India had more deaths among children under five than any other country in 2015, with large disparities in the child mortality rate between richer and poorer states, a Lancet study has found.
The researchers at the Johns Hopkins Bloomberg School of Public Health in the US analysed state-level Indian data on the causes of death among children under five for the years 2000-2015. They found that India made great progress during the period, reducing annual mortality among children under five from 2.5 million in 2000 to 1.2 million in 2015 – which was still the highest in the world.
However, among India’s states, great disparities remained: The highest mortality rate in Assam was more than seven times that in Goa. Although most under-five deaths were due to preterm complications, preventable infectious diseases featured prominently as causes of death in higher-mortality states.
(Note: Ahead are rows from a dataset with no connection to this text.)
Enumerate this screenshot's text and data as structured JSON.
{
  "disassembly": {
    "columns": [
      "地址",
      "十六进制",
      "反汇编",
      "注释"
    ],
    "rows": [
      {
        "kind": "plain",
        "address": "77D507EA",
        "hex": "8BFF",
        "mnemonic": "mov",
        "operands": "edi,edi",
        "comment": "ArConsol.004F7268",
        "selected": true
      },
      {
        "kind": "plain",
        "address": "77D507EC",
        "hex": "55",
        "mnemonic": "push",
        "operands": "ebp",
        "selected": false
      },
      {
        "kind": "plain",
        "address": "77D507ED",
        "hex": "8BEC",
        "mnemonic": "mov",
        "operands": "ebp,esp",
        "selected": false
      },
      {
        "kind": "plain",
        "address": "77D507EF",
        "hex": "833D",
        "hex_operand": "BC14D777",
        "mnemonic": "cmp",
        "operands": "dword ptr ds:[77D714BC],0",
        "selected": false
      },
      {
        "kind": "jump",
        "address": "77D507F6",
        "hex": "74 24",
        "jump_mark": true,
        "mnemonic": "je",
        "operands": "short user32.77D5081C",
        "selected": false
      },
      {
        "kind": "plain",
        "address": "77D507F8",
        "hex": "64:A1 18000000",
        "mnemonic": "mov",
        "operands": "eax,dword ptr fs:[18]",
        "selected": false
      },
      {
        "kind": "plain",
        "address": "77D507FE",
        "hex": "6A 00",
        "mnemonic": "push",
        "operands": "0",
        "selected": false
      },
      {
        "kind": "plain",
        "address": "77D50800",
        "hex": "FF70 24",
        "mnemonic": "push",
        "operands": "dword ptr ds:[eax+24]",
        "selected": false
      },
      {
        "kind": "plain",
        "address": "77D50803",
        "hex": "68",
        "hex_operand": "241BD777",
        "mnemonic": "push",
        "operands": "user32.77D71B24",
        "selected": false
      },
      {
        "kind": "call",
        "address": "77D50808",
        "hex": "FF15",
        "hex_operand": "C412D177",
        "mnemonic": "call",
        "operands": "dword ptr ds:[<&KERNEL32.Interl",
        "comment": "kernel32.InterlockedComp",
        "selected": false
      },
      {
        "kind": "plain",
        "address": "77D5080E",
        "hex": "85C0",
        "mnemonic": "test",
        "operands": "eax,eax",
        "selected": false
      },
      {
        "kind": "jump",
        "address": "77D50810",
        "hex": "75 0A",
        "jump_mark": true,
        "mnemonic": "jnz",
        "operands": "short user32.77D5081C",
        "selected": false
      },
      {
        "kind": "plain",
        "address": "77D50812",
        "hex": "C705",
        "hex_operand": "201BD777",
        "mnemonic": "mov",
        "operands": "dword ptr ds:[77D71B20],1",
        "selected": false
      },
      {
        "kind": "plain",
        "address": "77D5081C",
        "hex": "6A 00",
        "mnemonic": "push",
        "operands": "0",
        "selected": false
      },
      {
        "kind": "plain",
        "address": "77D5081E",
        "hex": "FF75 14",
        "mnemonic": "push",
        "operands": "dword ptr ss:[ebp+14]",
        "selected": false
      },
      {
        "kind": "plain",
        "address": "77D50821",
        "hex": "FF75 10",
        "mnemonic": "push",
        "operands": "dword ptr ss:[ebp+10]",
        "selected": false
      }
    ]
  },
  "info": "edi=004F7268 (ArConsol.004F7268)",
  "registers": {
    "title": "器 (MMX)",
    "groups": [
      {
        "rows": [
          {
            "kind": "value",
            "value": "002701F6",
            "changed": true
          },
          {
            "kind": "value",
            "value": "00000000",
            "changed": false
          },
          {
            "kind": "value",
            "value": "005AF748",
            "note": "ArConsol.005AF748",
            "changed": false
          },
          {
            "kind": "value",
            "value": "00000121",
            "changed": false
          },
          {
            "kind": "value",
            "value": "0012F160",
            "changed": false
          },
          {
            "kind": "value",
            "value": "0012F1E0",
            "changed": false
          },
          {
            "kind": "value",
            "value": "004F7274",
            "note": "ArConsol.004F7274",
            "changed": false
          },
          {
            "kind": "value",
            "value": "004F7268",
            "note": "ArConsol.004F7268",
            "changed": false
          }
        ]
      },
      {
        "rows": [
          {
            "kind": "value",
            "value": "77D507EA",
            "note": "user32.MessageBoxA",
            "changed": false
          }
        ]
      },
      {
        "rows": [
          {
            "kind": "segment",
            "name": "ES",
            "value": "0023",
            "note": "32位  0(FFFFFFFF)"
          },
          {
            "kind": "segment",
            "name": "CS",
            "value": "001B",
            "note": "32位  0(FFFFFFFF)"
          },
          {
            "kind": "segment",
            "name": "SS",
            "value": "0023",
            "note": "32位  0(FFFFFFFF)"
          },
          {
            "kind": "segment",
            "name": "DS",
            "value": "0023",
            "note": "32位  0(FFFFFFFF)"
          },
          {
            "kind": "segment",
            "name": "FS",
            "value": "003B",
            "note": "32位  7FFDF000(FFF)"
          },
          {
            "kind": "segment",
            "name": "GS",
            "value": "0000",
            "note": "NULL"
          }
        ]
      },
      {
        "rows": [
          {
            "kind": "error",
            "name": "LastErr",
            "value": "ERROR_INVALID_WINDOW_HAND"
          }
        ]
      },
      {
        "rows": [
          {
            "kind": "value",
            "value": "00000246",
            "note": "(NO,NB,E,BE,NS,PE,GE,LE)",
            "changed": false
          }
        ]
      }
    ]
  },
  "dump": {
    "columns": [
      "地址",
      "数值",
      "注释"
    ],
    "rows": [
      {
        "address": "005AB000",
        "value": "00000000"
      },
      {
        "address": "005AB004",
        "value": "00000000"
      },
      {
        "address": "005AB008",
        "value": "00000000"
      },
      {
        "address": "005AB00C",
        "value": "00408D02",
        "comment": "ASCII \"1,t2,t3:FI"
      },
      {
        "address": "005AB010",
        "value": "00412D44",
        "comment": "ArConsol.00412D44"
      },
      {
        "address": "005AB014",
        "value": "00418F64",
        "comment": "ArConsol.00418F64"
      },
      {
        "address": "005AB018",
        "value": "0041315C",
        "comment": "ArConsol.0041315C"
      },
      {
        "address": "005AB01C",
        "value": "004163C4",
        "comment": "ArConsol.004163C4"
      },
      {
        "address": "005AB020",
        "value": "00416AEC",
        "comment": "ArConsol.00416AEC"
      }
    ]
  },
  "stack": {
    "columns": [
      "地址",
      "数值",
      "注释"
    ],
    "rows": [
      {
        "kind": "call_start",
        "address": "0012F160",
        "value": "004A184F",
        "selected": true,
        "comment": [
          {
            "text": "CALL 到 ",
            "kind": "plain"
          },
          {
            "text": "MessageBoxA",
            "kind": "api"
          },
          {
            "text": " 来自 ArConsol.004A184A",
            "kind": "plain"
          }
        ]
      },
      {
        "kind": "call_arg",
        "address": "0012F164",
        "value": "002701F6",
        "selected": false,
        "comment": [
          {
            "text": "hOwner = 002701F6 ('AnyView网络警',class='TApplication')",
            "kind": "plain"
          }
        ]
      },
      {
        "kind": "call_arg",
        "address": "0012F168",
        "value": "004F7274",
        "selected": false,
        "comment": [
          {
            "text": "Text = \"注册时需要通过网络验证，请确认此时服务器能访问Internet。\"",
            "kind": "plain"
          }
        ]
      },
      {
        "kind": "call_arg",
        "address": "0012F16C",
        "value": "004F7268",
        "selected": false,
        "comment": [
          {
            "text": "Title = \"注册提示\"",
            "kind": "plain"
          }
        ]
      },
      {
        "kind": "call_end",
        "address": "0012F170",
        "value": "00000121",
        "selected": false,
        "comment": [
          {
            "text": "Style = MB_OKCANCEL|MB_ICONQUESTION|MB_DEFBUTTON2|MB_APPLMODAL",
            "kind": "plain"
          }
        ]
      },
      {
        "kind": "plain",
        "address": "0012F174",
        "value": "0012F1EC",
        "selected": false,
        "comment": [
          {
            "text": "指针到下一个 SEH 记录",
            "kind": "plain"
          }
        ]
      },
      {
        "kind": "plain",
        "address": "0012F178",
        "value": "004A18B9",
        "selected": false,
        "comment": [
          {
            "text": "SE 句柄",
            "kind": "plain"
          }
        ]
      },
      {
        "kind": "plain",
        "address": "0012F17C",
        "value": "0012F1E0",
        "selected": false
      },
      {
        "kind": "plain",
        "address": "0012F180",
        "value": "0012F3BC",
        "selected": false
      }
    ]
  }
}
“India can accelerate its reduction of under-five mortality rates by scaling up vaccine coverage and improving childbirth and neonatal care, especially in states where mortality rates remain high,” said Li Liu, PhD, assistant professor at the Bloomberg School. Using data sources from Indian government health surveys, the team assessed total mortality, mortality rates and causes of mortality for children under five in 25 states.
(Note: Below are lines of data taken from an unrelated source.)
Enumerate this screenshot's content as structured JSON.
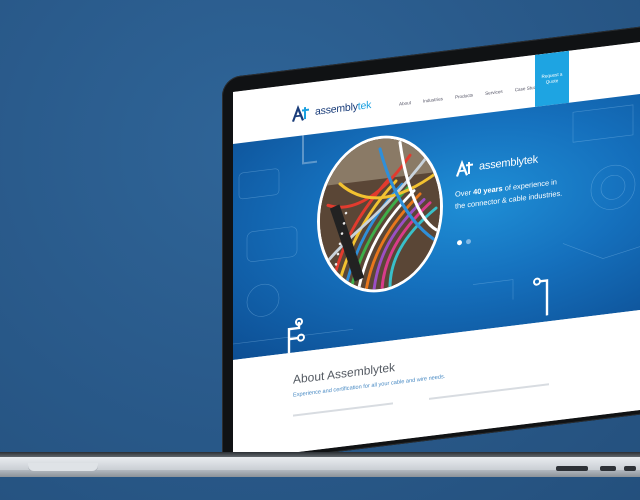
{
  "site": {
    "logo_prefix": "assembly",
    "logo_suffix": "tek",
    "nav": [
      {
        "label": "About"
      },
      {
        "label": "Industries"
      },
      {
        "label": "Products"
      },
      {
        "label": "Services"
      },
      {
        "label": "Case Studies"
      }
    ],
    "quote_button": "Request a Quote"
  },
  "hero": {
    "logo_prefix": "assembly",
    "logo_suffix": "tek",
    "text_before": "Over ",
    "text_bold": "40 years",
    "text_after": " of experience in the connector & cable industries.",
    "slide_count": 2,
    "active_slide": 1
  },
  "about": {
    "title": "About Assemblytek",
    "subtitle": "Experience and certification for all your cable and wire needs."
  },
  "colors": {
    "background": "#2a5b8c",
    "accent": "#1ea4e2",
    "brand_dark": "#1a3d7a"
  }
}
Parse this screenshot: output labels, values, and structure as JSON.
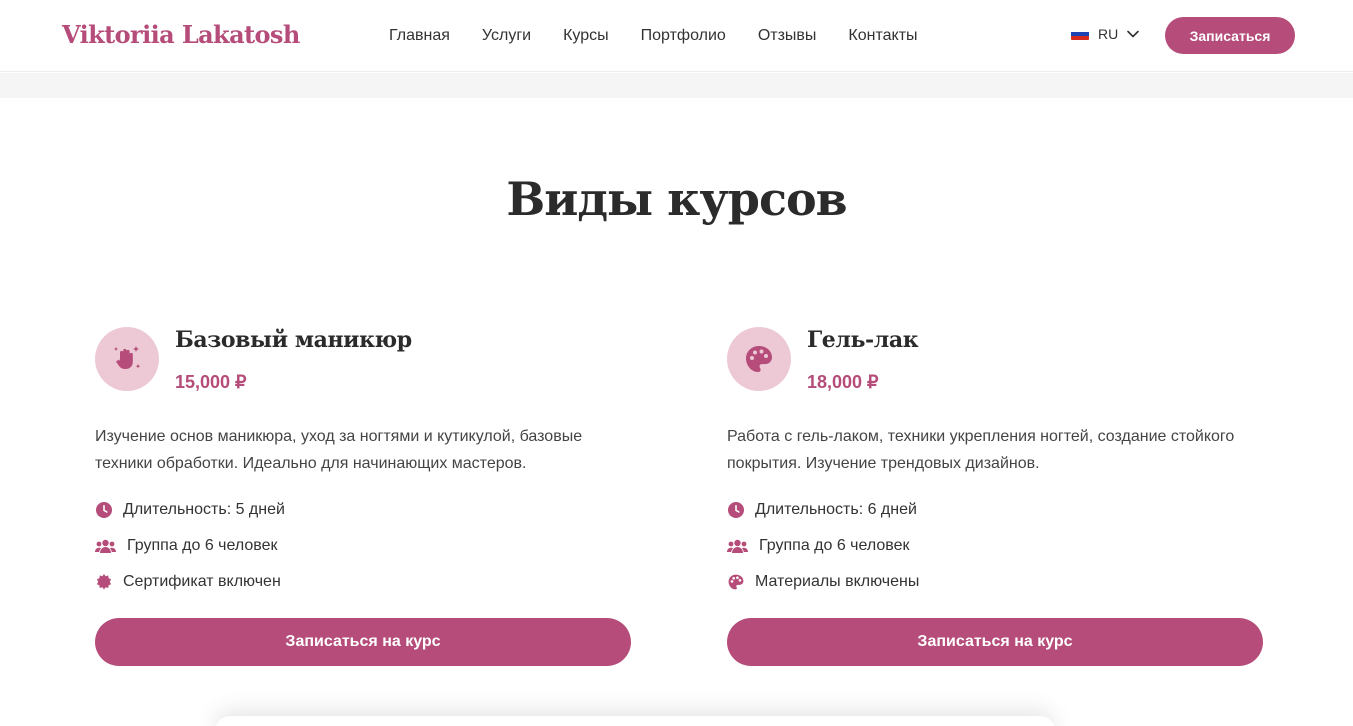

United Nations Millennium Development Goals (MDG) set in the year 2000 was to reduce the under-five mortality rate in 2015 to one-third of the 1990 figure.
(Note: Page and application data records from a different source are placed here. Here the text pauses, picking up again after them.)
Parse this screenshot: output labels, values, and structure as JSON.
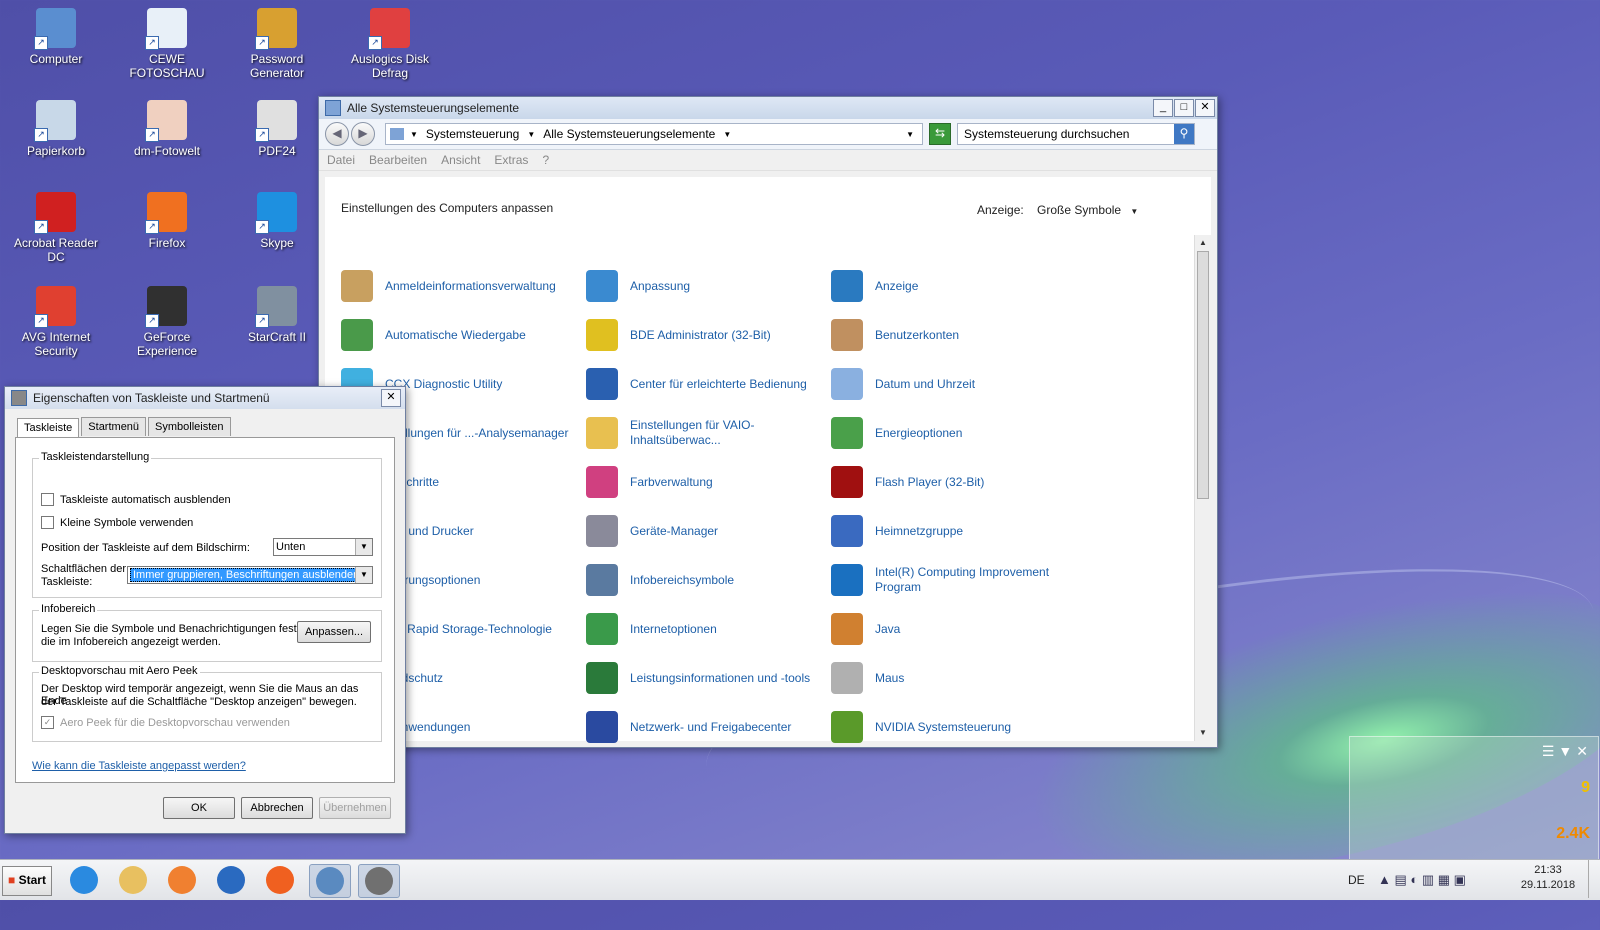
{
  "desktop_icons": [
    {
      "label": "Computer",
      "icon": "computer-icon",
      "color": "#5a8ed0"
    },
    {
      "label": "CEWE FOTOSCHAU",
      "icon": "cewe-icon",
      "color": "#e8f0f8"
    },
    {
      "label": "Password Generator",
      "icon": "key-icon",
      "color": "#d8a030"
    },
    {
      "label": "Auslogics Disk Defrag",
      "icon": "defrag-icon",
      "color": "#e04040"
    },
    {
      "label": "Papierkorb",
      "icon": "recycle-bin-icon",
      "color": "#c8d8e8"
    },
    {
      "label": "dm-Fotowelt",
      "icon": "dm-icon",
      "color": "#f0d0c0"
    },
    {
      "label": "PDF24",
      "icon": "pdf24-icon",
      "color": "#e0e0e0"
    },
    {
      "label": "Acrobat Reader DC",
      "icon": "acrobat-icon",
      "color": "#d02020"
    },
    {
      "label": "Firefox",
      "icon": "firefox-icon",
      "color": "#f07020"
    },
    {
      "label": "Skype",
      "icon": "skype-icon",
      "color": "#1e90e0"
    },
    {
      "label": "AVG Internet Security",
      "icon": "avg-icon",
      "color": "#e04030"
    },
    {
      "label": "GeForce Experience",
      "icon": "geforce-icon",
      "color": "#303030"
    },
    {
      "label": "StarCraft II",
      "icon": "starcraft-icon",
      "color": "#8090a0"
    }
  ],
  "control_panel": {
    "title": "Alle Systemsteuerungselemente",
    "breadcrumb": [
      "Systemsteuerung",
      "Alle Systemsteuerungselemente"
    ],
    "search_placeholder": "Systemsteuerung durchsuchen",
    "menu": [
      "Datei",
      "Bearbeiten",
      "Ansicht",
      "Extras",
      "?"
    ],
    "heading": "Einstellungen des Computers anpassen",
    "view_label": "Anzeige:",
    "view_value": "Große Symbole",
    "items": [
      [
        {
          "label": "Anmeldeinformationsverwaltung",
          "icon": "credential-manager-icon",
          "color": "#c8a060"
        },
        {
          "label": "Automatische Wiedergabe",
          "icon": "autoplay-icon",
          "color": "#4a9a4a"
        },
        {
          "label": "CCX Diagnostic Utility",
          "icon": "ccx-icon",
          "color": "#40b0e0"
        },
        {
          "label": "...tellungen für ...-Analysemanager",
          "icon": "analysis-icon",
          "color": "#6a8ad0"
        },
        {
          "label": "... Schritte",
          "icon": "steps-icon",
          "color": "#6a8ad0"
        },
        {
          "label": "...te und Drucker",
          "icon": "printer-icon",
          "color": "#6a8ad0"
        },
        {
          "label": "...ierungsoptionen",
          "icon": "index-icon",
          "color": "#6a8ad0"
        },
        {
          "label": "...® Rapid Storage-Technologie",
          "icon": "storage-icon",
          "color": "#6a8ad0"
        },
        {
          "label": "...ndschutz",
          "icon": "shield-icon",
          "color": "#6a8ad0"
        },
        {
          "label": "...anwendungen",
          "icon": "apps-icon",
          "color": "#6a8ad0"
        }
      ],
      [
        {
          "label": "Anpassung",
          "icon": "personalization-icon",
          "color": "#3a8ad0"
        },
        {
          "label": "BDE Administrator (32-Bit)",
          "icon": "bde-icon",
          "color": "#e0c020"
        },
        {
          "label": "Center für erleichterte Bedienung",
          "icon": "ease-of-access-icon",
          "color": "#2a60b0"
        },
        {
          "label": "Einstellungen für VAIO-Inhaltsüberwac...",
          "icon": "folder-icon",
          "color": "#e8c050"
        },
        {
          "label": "Farbverwaltung",
          "icon": "color-management-icon",
          "color": "#d04080"
        },
        {
          "label": "Geräte-Manager",
          "icon": "device-manager-icon",
          "color": "#8a8a9a"
        },
        {
          "label": "Infobereichsymbole",
          "icon": "tray-icons-icon",
          "color": "#5a7aa0"
        },
        {
          "label": "Internetoptionen",
          "icon": "internet-options-icon",
          "color": "#3a9a4a"
        },
        {
          "label": "Leistungsinformationen und -tools",
          "icon": "performance-icon",
          "color": "#2a7a3a"
        },
        {
          "label": "Netzwerk- und Freigabecenter",
          "icon": "network-icon",
          "color": "#2a4aa0"
        }
      ],
      [
        {
          "label": "Anzeige",
          "icon": "display-icon",
          "color": "#2a7ac0"
        },
        {
          "label": "Benutzerkonten",
          "icon": "users-icon",
          "color": "#c09060"
        },
        {
          "label": "Datum und Uhrzeit",
          "icon": "clock-icon",
          "color": "#8ab0e0"
        },
        {
          "label": "Energieoptionen",
          "icon": "power-icon",
          "color": "#4aa04a"
        },
        {
          "label": "Flash Player (32-Bit)",
          "icon": "flash-icon",
          "color": "#a01010"
        },
        {
          "label": "Heimnetzgruppe",
          "icon": "homegroup-icon",
          "color": "#3a6ac0"
        },
        {
          "label": "Intel(R) Computing Improvement Program",
          "icon": "intel-icon",
          "color": "#1a70c0"
        },
        {
          "label": "Java",
          "icon": "java-icon",
          "color": "#d08030"
        },
        {
          "label": "Maus",
          "icon": "mouse-icon",
          "color": "#b0b0b0"
        },
        {
          "label": "NVIDIA Systemsteuerung",
          "icon": "nvidia-icon",
          "color": "#5a9a2a"
        }
      ]
    ]
  },
  "dialog": {
    "title": "Eigenschaften von Taskleiste und Startmenü",
    "tabs": [
      "Taskleiste",
      "Startmenü",
      "Symbolleisten"
    ],
    "group1_title": "Taskleistendarstellung",
    "cb_autohide": "Taskleiste automatisch ausblenden",
    "cb_small": "Kleine Symbole verwenden",
    "position_label": "Position der Taskleiste auf dem Bildschirm:",
    "position_value": "Unten",
    "buttons_label_1": "Schaltflächen der",
    "buttons_label_2": "Taskleiste:",
    "buttons_value": "Immer gruppieren, Beschriftungen ausblenden",
    "group2_title": "Infobereich",
    "infobereich_text_1": "Legen Sie die Symbole und Benachrichtigungen fest,",
    "infobereich_text_2": "die im Infobereich angezeigt werden.",
    "customize_button": "Anpassen...",
    "group3_title": "Desktopvorschau mit Aero Peek",
    "aero_text_1": "Der Desktop wird temporär angezeigt, wenn Sie die Maus an das Ende",
    "aero_text_2": "der Taskleiste auf die Schaltfläche \"Desktop anzeigen\" bewegen.",
    "cb_aero": "Aero Peek für die Desktopvorschau verwenden",
    "help_link": "Wie kann die Taskleiste angepasst werden?",
    "ok": "OK",
    "cancel": "Abbrechen",
    "apply": "Übernehmen"
  },
  "taskbar": {
    "start_label": "Start",
    "apps": [
      {
        "name": "ie-icon",
        "color": "#2a8ae0"
      },
      {
        "name": "explorer-icon",
        "color": "#e8c060"
      },
      {
        "name": "media-player-icon",
        "color": "#f08030"
      },
      {
        "name": "thunderbird-icon",
        "color": "#2a6ac0"
      },
      {
        "name": "firefox-icon",
        "color": "#f06020"
      },
      {
        "name": "control-panel-icon",
        "color": "#5a8ac0"
      },
      {
        "name": "taskbar-properties-icon",
        "color": "#707070"
      }
    ],
    "lang": "DE",
    "time": "21:33",
    "date": "29.11.2018"
  },
  "gadget": {
    "value_top": "9",
    "value_bottom": "2.4K"
  }
}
For India that would have meant reducing the under-five mortality rate to 39 deaths per 1,000 live births. The analysis showed, however, that despite great progress since 1990 — and even since 2000 when the under-five mortality rate was 90.5 deaths per 1,000 live births — India in 2015 was still well above the MDG target, at 47.8 deaths per 1,000 live births.
Most (57.9 per cent) of deaths among Indian children under five in 2015 occurred in the first four weeks of life — the neonatal period. Countrywide, the leading cause of death for children under five was preterm birth complications, which accounted for 27.5 per cent of the mortality total.
However, second on the list for cause-of-death was pneumonia (15.9 per cent of deaths), and infectious illnesses were more often among the top causes in the poorer, high-mortality states. “Noncommunicable diseases such as preterm birth complications and congenital abnormalities were usually the leading causes in states with low under-five mortality,” Liu said.
Although progress in reducing the under-five mortality rate has been occurring throughout India, the period from 2000 to 2015 saw widening disparities among richer and poorer states — ranging from Goa’s 9.7 under-five deaths per 1,000 live births to Assam’s 73.1.
Liu used as a basic indicator of overall disparity the ratio of the highest regional mortality rate (Northeast region) vs the lowest (South region), and found that that ratio increased from 1.4 in 2000 to 2.1 in 2015.
To accelerate India’s progress against child mortality, the team recommends more extensive use of childhood vaccines, particularly against pneumonia- and meningitis-causing Streptococcus and H influenzae bacteria. They also advocate – especially for higher-mortality regions – a scaling up of standard care strategies for newborns, including “kangaroo care” in which the baby rests against the mother’s skin, thermal care to reduce hypothermia and early initiation of breastfeeding.